[WORK INSTRUCTION]: When a line of the entries below contains "Valadares", it counts once; state how many such lines there are and nothing else.

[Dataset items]

⁂

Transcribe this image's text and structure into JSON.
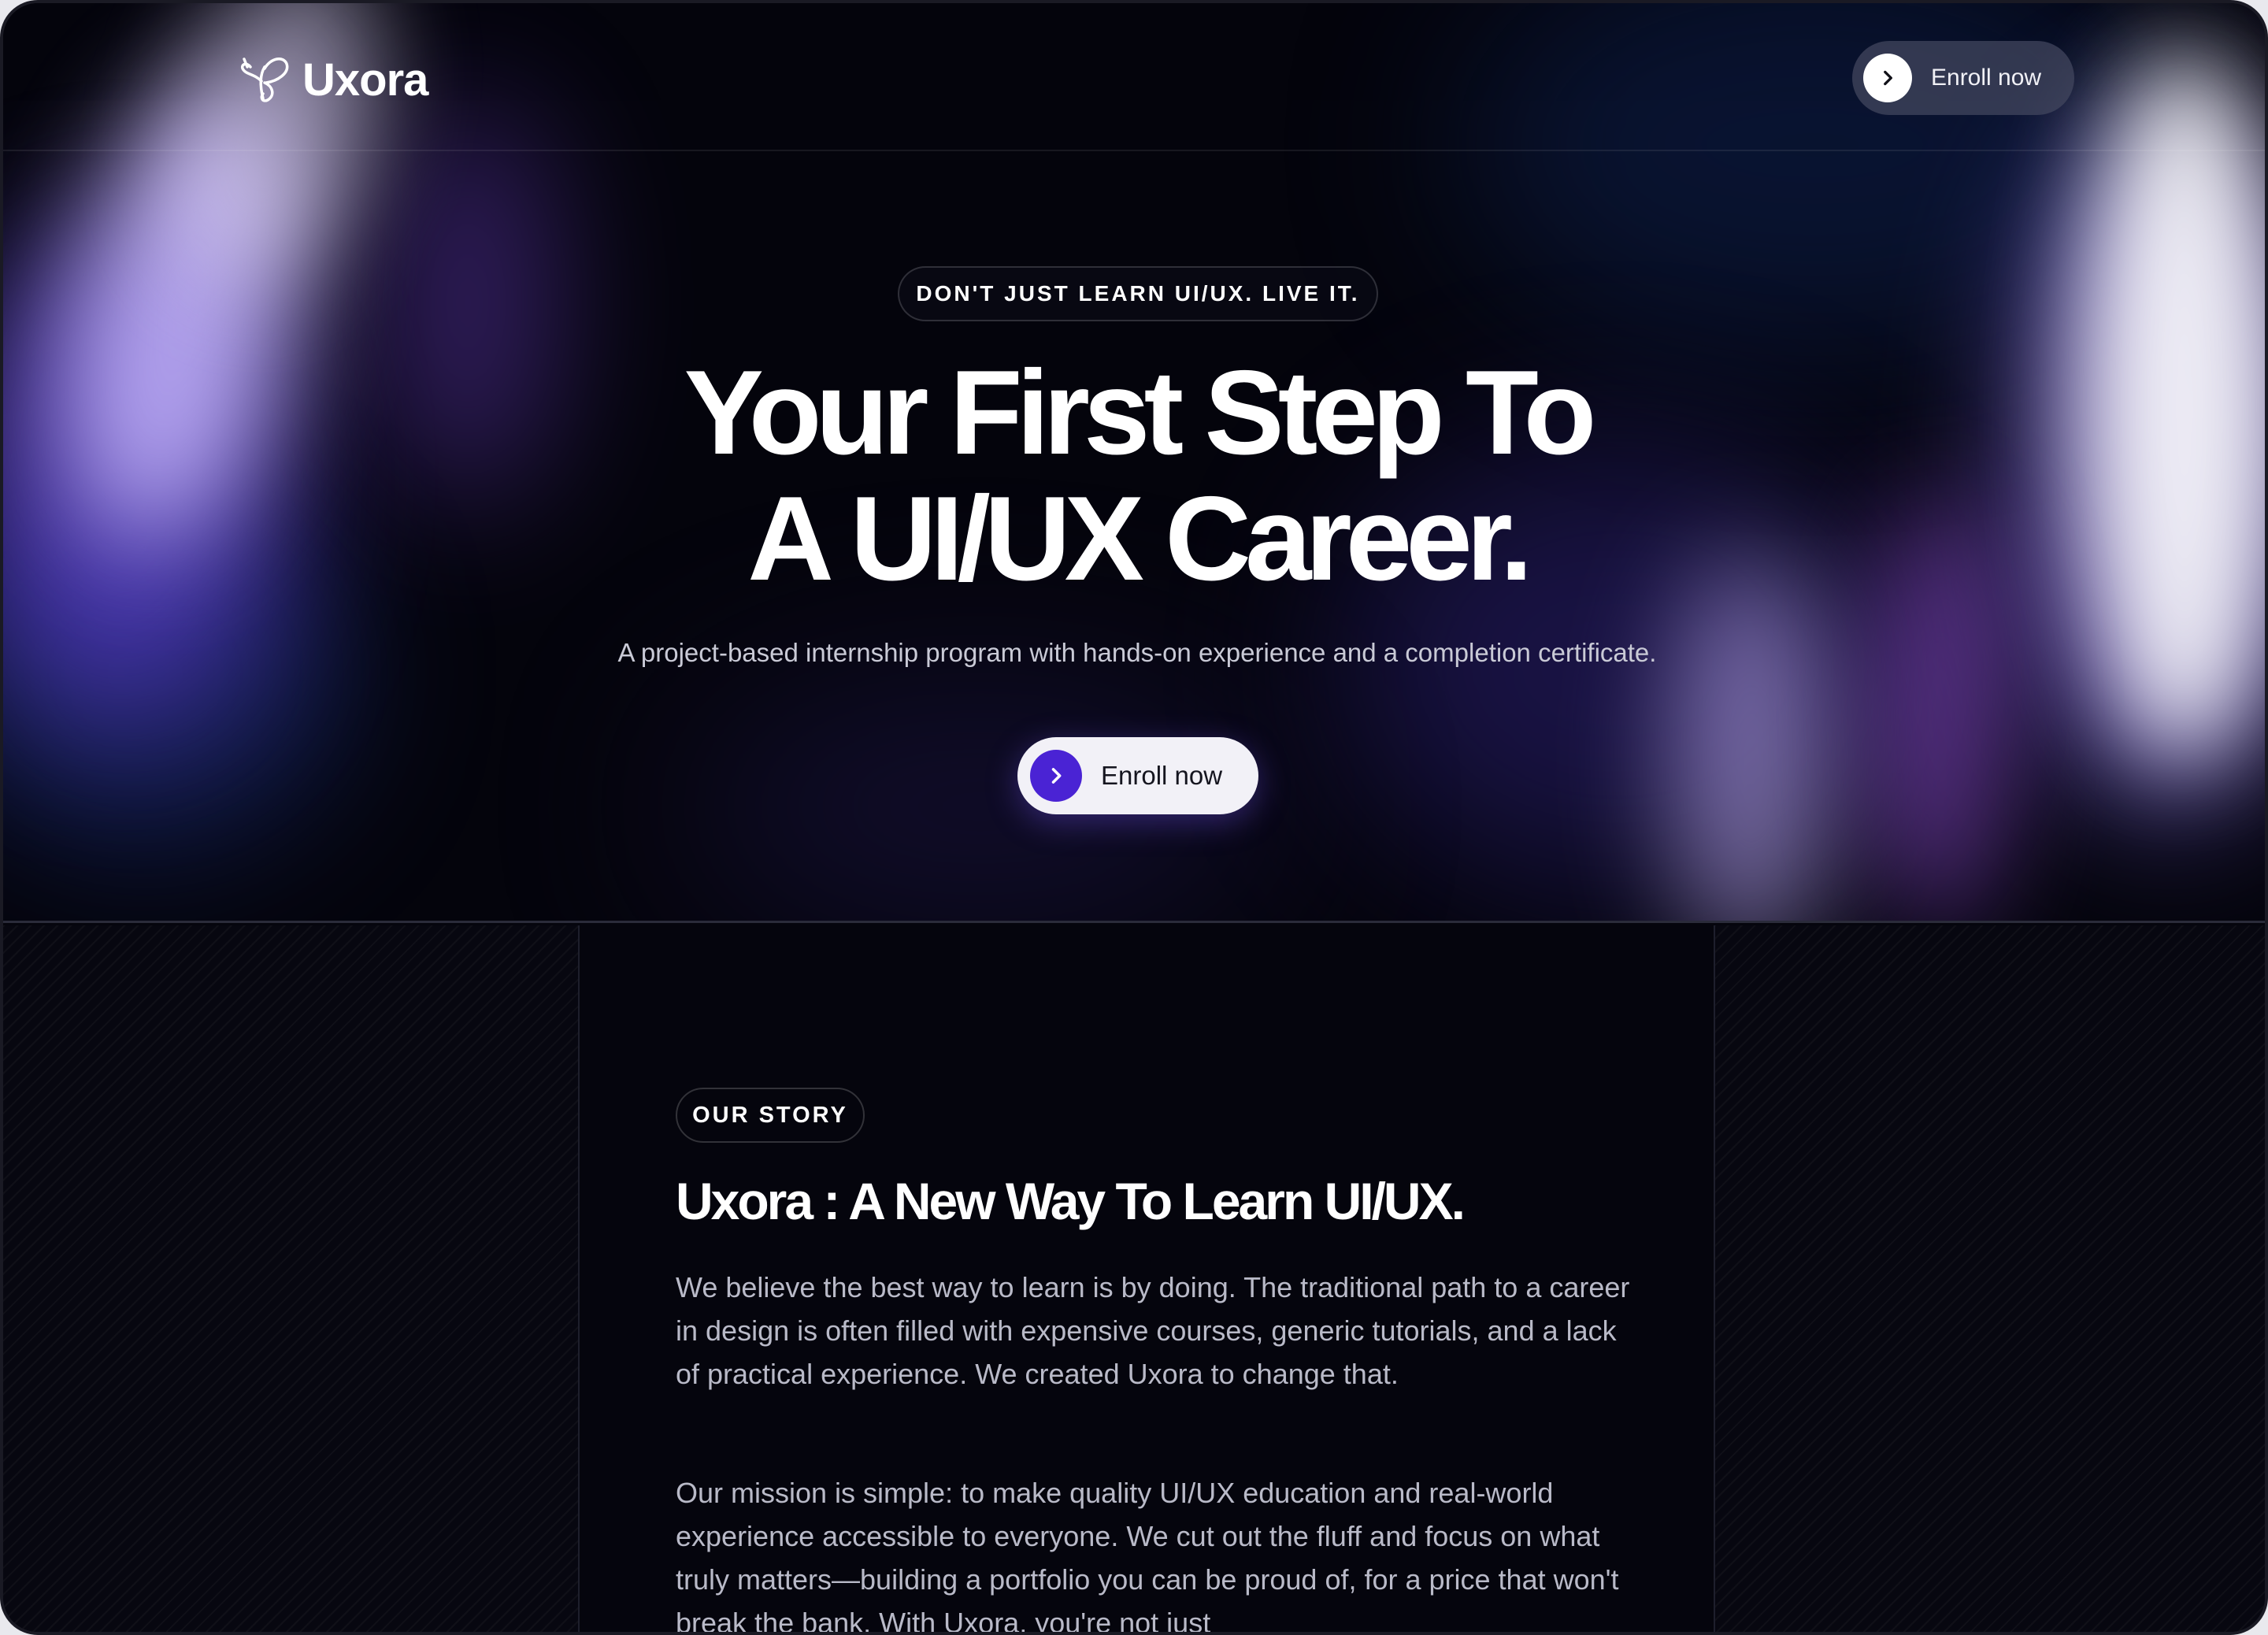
{
  "brand": {
    "name": "Uxora"
  },
  "nav": {
    "enroll_label": "Enroll now"
  },
  "hero": {
    "tagline": "DON'T JUST LEARN UI/UX. LIVE IT.",
    "headline_line1": "Your First Step To",
    "headline_line2": "A UI/UX Career.",
    "subtitle": "A project-based internship program with hands-on experience and a completion certificate.",
    "cta_label": "Enroll now"
  },
  "story": {
    "badge": "OUR STORY",
    "title": "Uxora : A New Way To Learn UI/UX.",
    "paragraph1": "We believe the best way to learn is by doing. The traditional path to a career in design is often filled with expensive courses, generic tutorials, and a lack of practical experience. We created Uxora to change that.",
    "paragraph2": "Our mission is simple: to make quality UI/UX education and real-world experience accessible to everyone. We cut out the fluff and focus on what truly matters—building a portfolio you can be proud of, for a price that won't break the bank. With Uxora, you're not just"
  },
  "colors": {
    "accent": "#4a23d4",
    "background": "#05050d",
    "text_primary": "#ffffff",
    "text_muted": "#b9bac8"
  },
  "icons": {
    "logo": "butterfly-icon",
    "nav_button": "chevron-right-icon",
    "hero_button": "chevron-right-icon"
  }
}
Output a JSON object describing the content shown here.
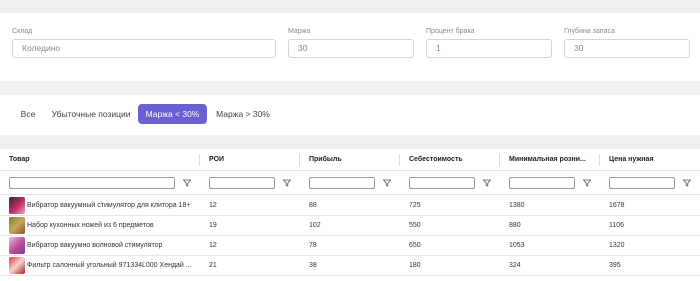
{
  "filters": {
    "warehouse": {
      "label": "Склад",
      "value": "Коледино"
    },
    "margin": {
      "label": "Маржа",
      "value": "30"
    },
    "defect_percent": {
      "label": "Процент брака",
      "value": "1"
    },
    "stock_depth": {
      "label": "Глубина запаса",
      "value": "30"
    }
  },
  "tabs": [
    {
      "label": "Все",
      "active": false
    },
    {
      "label": "Убыточные позиции",
      "active": false
    },
    {
      "label": "Маржа < 30%",
      "active": true
    },
    {
      "label": "Маржа > 30%",
      "active": false
    }
  ],
  "colors": {
    "accent": "#6a5fd3",
    "background": "#f0f0f2"
  },
  "table": {
    "columns": [
      "Товар",
      "РОИ",
      "Прибыль",
      "Себестоимость",
      "Минимальная розни...",
      "Цена нужная"
    ],
    "filter_icon": "funnel-icon",
    "rows": [
      {
        "product": "Вибратор вакуумный стимулятор для клитора 18+",
        "roi": "12",
        "profit": "88",
        "cost": "725",
        "min_retail": "1380",
        "price": "1678"
      },
      {
        "product": "Набор кухонных ножей из 6 предметов",
        "roi": "19",
        "profit": "102",
        "cost": "550",
        "min_retail": "880",
        "price": "1106"
      },
      {
        "product": "Вибратор вакуумно волновой стимулятор",
        "roi": "12",
        "profit": "78",
        "cost": "650",
        "min_retail": "1053",
        "price": "1320"
      },
      {
        "product": "Фильтр салонный угольный 971334L000 Хендай ...",
        "roi": "21",
        "profit": "38",
        "cost": "180",
        "min_retail": "324",
        "price": "395"
      }
    ]
  }
}
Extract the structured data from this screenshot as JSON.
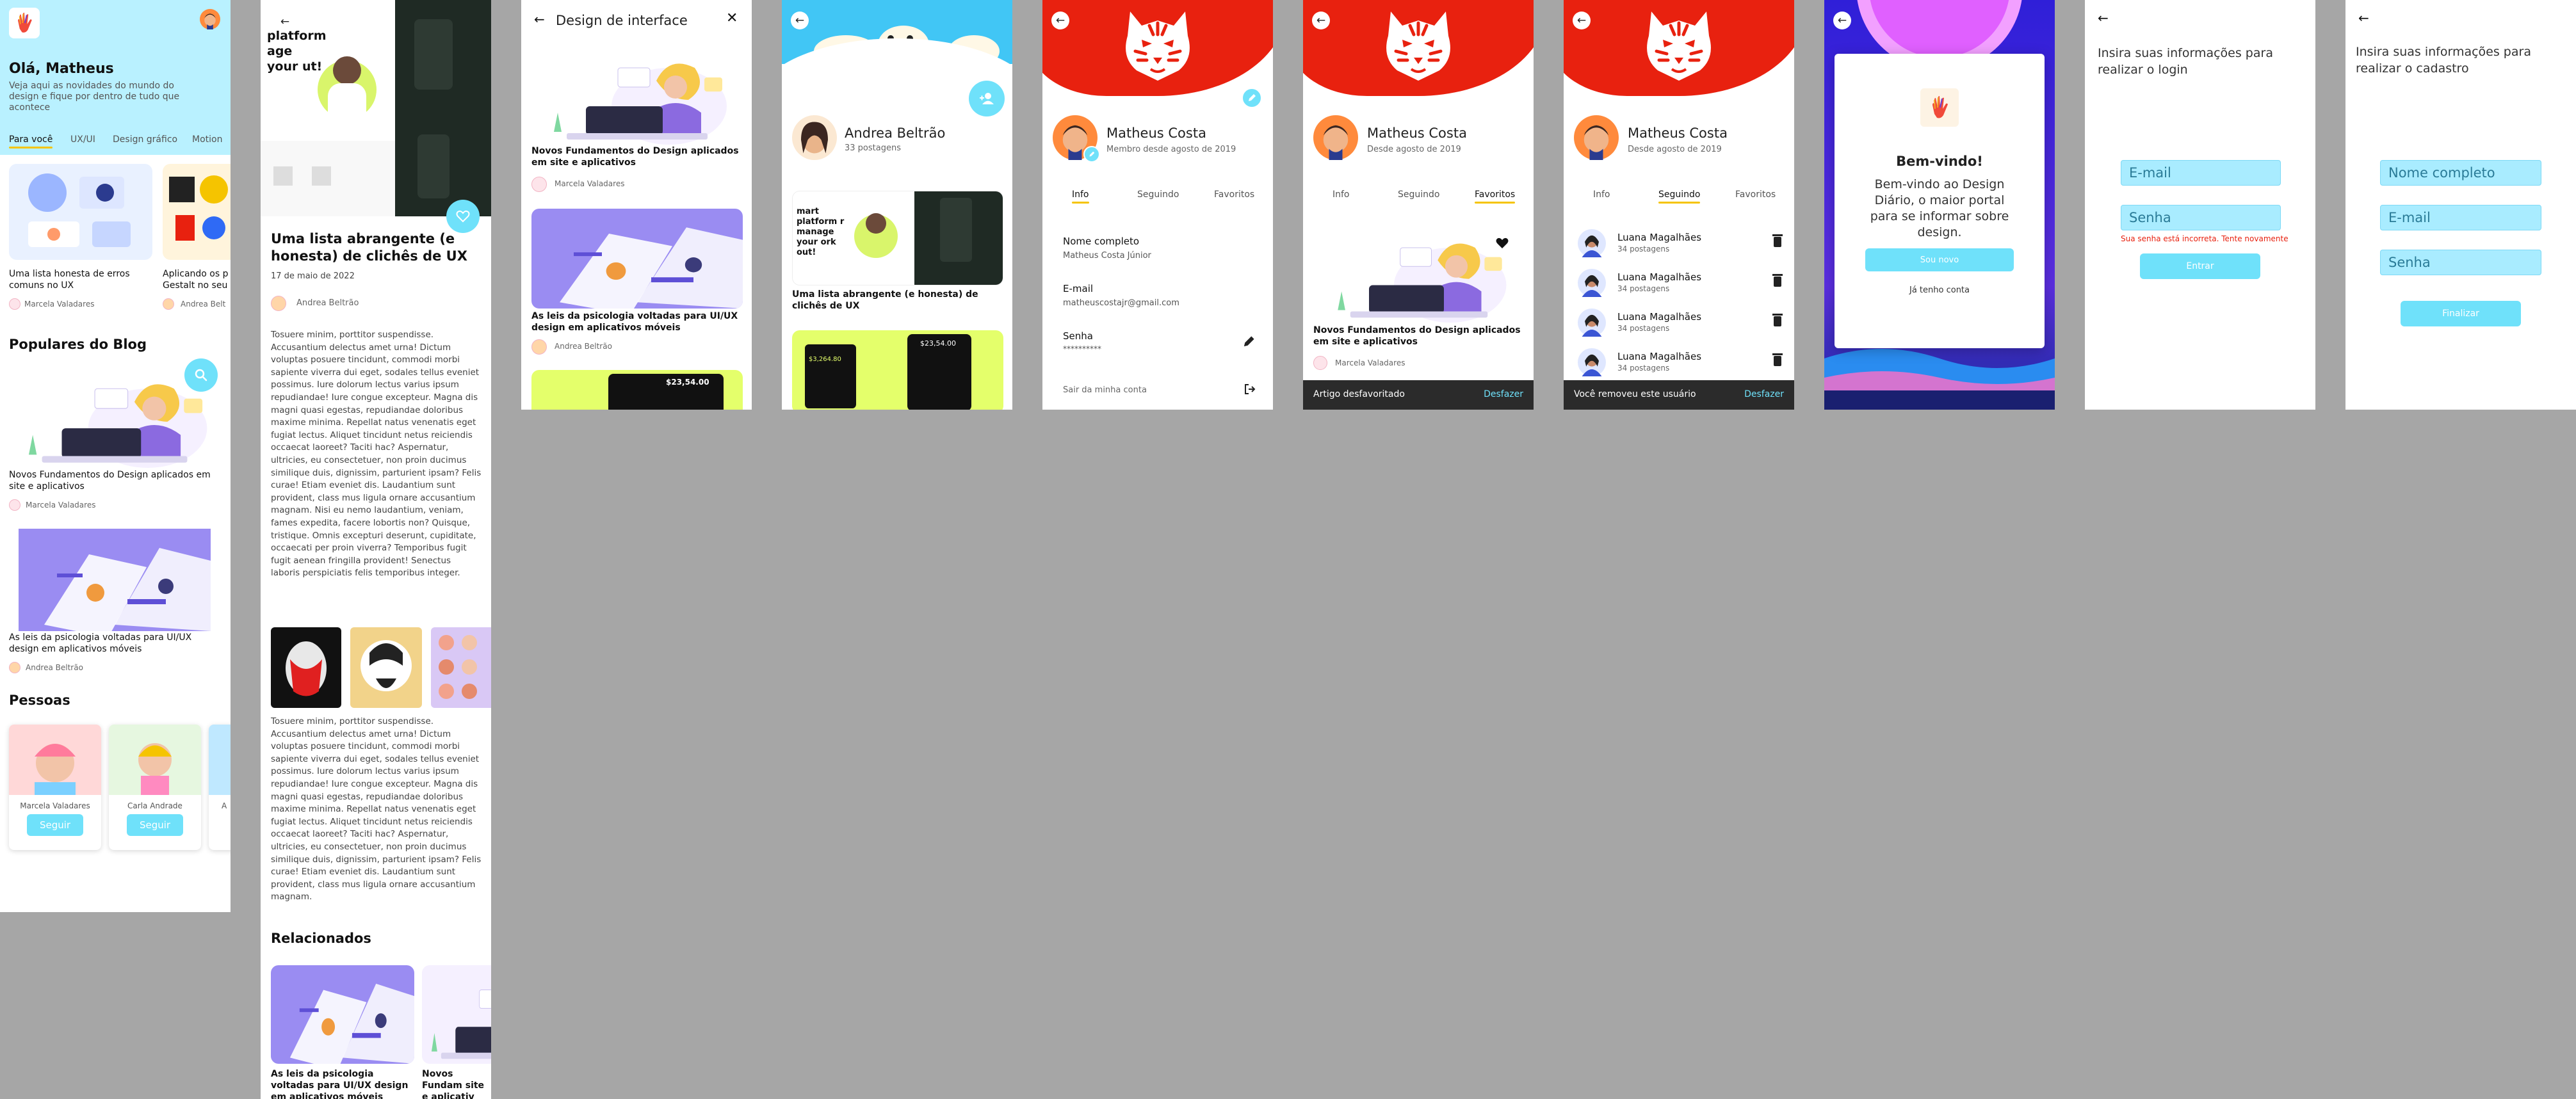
{
  "home": {
    "greeting": "Olá, Matheus",
    "subtitle": "Veja aqui as novidades do mundo do design e fique por dentro de tudo que acontece",
    "tabs": [
      "Para você",
      "UX/UI",
      "Design gráfico",
      "Motion"
    ],
    "card1_title": "Uma lista honesta de erros comuns no UX",
    "card1_author": "Marcela Valadares",
    "card2_title": "Aplicando os p Gestalt no seu",
    "card2_author": "Andrea Belt",
    "popular_heading": "Populares do Blog",
    "post1_title": "Novos Fundamentos do Design aplicados em site e aplicativos",
    "post1_author": "Marcela Valadares",
    "post2_title": "As leis da psicologia voltadas para UI/UX design em aplicativos móveis",
    "post2_author": "Andrea Beltrão",
    "people_heading": "Pessoas",
    "person1": "Marcela Valadares",
    "person2": "Carla Andrade",
    "person3": "A",
    "follow": "Seguir"
  },
  "article": {
    "title": "Uma lista abrangente (e honesta) de clichês de UX",
    "date": "17 de maio de 2022",
    "author": "Andrea Beltrão",
    "mock_text": "platform age your ut!",
    "body1": "Tosuere minim, porttitor suspendisse. Accusantium delectus amet urna! Dictum voluptas posuere tincidunt, commodi morbi sapiente viverra dui eget, sodales tellus eveniet possimus. Iure dolorum lectus varius ipsum repudiandae! Iure congue excepteur. Magna dis magni quasi egestas, repudiandae doloribus maxime minima. Repellat natus venenatis eget fugiat lectus. Aliquet tincidunt netus reiciendis occaecat laoreet? Taciti hac? Aspernatur, ultricies, eu consectetuer, non proin ducimus similique duis, dignissim, parturient ipsam? Felis curae! Etiam eveniet dis. Laudantium sunt provident, class mus ligula ornare accusantium magnam. Nisi eu nemo laudantium, veniam, fames expedita, facere lobortis non? Quisque, tristique. Omnis excepturi deserunt, cupiditate, occaecati per proin viverra? Temporibus fugit fugit aenean fringilla provident! Senectus laboris perspiciatis felis temporibus integer.",
    "body2": "Tosuere minim, porttitor suspendisse. Accusantium delectus amet urna! Dictum voluptas posuere tincidunt, commodi morbi sapiente viverra dui eget, sodales tellus eveniet possimus. Iure dolorum lectus varius ipsum repudiandae! Iure congue excepteur. Magna dis magni quasi egestas, repudiandae doloribus maxime minima. Repellat natus venenatis eget fugiat lectus. Aliquet tincidunt netus reiciendis occaecat laoreet? Taciti hac? Aspernatur, ultricies, eu consectetuer, non proin ducimus similique duis, dignissim, parturient ipsam? Felis curae! Etiam eveniet dis. Laudantium sunt provident, class mus ligula ornare accusantium magnam.",
    "related_heading": "Relacionados",
    "related1": "As leis da psicologia voltadas para UI/UX design em aplicativos móveis",
    "related2": "Novos Fundam site e aplicativ"
  },
  "category": {
    "title": "Design de interface",
    "post1_title": "Novos Fundamentos do Design aplicados em site e aplicativos",
    "post1_author": "Marcela Valadares",
    "post2_title": "As leis da psicologia voltadas para UI/UX design em aplicativos móveis",
    "post2_author": "Andrea Beltrão",
    "price": "$23,54.00"
  },
  "author_profile": {
    "name": "Andrea Beltrão",
    "posts": "33 postagens",
    "mock_text": "mart platform r manage your ork out!",
    "post_title": "Uma lista abrangente (e honesta) de clichês de UX",
    "price_a": "$23,54.00",
    "price_b": "$3,264.80"
  },
  "profile_info": {
    "name": "Matheus Costa",
    "since": "Membro desde agosto de 2019",
    "tabs": [
      "Info",
      "Seguindo",
      "Favoritos"
    ],
    "name_label": "Nome completo",
    "name_value": "Matheus Costa Júnior",
    "email_label": "E-mail",
    "email_value": "matheuscostajr@gmail.com",
    "pass_label": "Senha",
    "pass_value": "**********",
    "logout": "Sair da minha conta"
  },
  "profile_fav": {
    "name": "Matheus Costa",
    "since": "Desde agosto de 2019",
    "tabs": [
      "Info",
      "Seguindo",
      "Favoritos"
    ],
    "post_title": "Novos Fundamentos do Design aplicados em site e aplicativos",
    "post_author": "Marcela Valadares",
    "toast": "Artigo desfavoritado",
    "undo": "Desfazer"
  },
  "profile_follow": {
    "name": "Matheus Costa",
    "since": "Desde agosto de 2019",
    "tabs": [
      "Info",
      "Seguindo",
      "Favoritos"
    ],
    "user_name": "Luana Magalhães",
    "user_posts": "34 postagens",
    "toast": "Você removeu este usuário",
    "undo": "Desfazer"
  },
  "welcome": {
    "title": "Bem-vindo!",
    "text": "Bem-vindo ao Design Diário, o maior portal para se informar sobre design.",
    "new": "Sou novo",
    "have": "Já tenho conta"
  },
  "login": {
    "heading": "Insira suas informações para realizar o login",
    "email_ph": "E-mail",
    "pass_ph": "Senha",
    "error": "Sua senha está incorreta. Tente novamente",
    "submit": "Entrar"
  },
  "signup": {
    "heading": "Insira suas informações para realizar o cadastro",
    "name_ph": "Nome completo",
    "email_ph": "E-mail",
    "pass_ph": "Senha",
    "submit": "Finalizar"
  },
  "colors": {
    "cyan": "#6fe1fa",
    "red": "#e8210f",
    "yellow": "#f5c400",
    "dark": "#2b2b2b"
  }
}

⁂

[REPLY]: 5